I am using a cheap shot to overplay the footnote to beat others to the punch.  In fact, if you want to compare the average of other other recessions to this one, then you do need to exclude this one from the average.  That takes care of the first part of the note.  The proviso for data limitations seems to only apply to the exclusion of the 1948-49 recession.  So, out of the goodness of  our heart, we can accept the exclusion of that data.  You also don’t want to include data from before the war, because the depression of the 1930’s is where we learned how not to ever make those mistakes again.  Well, the “not ever” part apparently didn’t last to 2009.


ACA Can Work

The New York Times has the article California, Here We Come? by Paul Krugman. The excerpt below explains the topic of the piece.

It goes without saying that the rollout of Obamacare was an epic disaster. But what kind of disaster was it? Was it a failure of management, messing up the initial implementation of a fundamentally sound policy? Or was it a demonstration that the Affordable Care Act is inherently unworkable?

So how would we  find the answer to the question?

At a time like this, you really want a controlled experiment. What would happen if we unveiled a program that looked like Obamacare, in a place that looked like America, but with competent project management that produced a working website?

Well, your wish is granted. Ladies and gentlemen, I give you California.

I had vaguely heard about John Boner’s demonstration of the failure of the HealthCare.gov web site.  Paul Krugman does refer to it.

…a point inadvertently illustrated a few days ago by John Boehner, the speaker of the House. Mr. Boehner staged a publicity stunt in which he tried to sign up on the D.C. health exchange, then triumphantly posted an entry on his blog declaring that he had been unsuccessful. At the bottom of his post, however, is a postscript admitting that the health exchange had called back “a few hours later,” and that he is now enrolled.

And maybe the transaction would have proceeded faster if Mr. Boehner’s office hadn’t, according to the D.C. exchange, put its agent — who was calling to help finish the enrollment — on hold for 35 minutes, listening to “lots of patriotic hold music.”

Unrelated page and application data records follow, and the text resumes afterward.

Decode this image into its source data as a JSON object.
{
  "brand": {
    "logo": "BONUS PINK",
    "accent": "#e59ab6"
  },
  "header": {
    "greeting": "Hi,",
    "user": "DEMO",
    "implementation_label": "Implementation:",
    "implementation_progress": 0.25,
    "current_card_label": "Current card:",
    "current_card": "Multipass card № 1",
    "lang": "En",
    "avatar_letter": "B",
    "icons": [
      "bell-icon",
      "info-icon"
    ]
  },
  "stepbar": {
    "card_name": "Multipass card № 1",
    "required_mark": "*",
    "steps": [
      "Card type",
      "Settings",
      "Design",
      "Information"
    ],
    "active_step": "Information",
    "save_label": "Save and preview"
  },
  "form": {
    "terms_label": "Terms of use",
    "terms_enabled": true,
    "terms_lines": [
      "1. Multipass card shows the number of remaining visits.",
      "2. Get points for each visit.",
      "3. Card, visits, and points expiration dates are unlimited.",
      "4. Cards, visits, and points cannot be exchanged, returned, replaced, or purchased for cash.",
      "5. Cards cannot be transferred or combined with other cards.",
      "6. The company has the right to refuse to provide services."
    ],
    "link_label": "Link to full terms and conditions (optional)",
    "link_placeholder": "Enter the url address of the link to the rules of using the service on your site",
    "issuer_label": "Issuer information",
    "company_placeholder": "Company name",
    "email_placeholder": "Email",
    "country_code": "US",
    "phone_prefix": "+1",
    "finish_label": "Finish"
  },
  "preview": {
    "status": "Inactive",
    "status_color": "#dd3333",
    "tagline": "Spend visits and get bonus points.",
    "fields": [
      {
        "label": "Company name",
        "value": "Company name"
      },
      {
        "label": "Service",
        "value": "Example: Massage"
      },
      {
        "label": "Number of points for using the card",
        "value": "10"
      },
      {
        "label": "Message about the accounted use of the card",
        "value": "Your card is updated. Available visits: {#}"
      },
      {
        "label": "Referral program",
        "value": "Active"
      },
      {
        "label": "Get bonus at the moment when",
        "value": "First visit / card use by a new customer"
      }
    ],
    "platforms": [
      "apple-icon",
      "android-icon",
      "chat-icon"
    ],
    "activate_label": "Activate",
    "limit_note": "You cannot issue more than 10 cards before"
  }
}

I wonder if CBS will decide to cover any of the successes of ACA instead of concentrating on every flaw and glitch exclusively. Damn that liberally biased press. (Sarcasm in that last sentence, if you have trouble detecting it on your own.)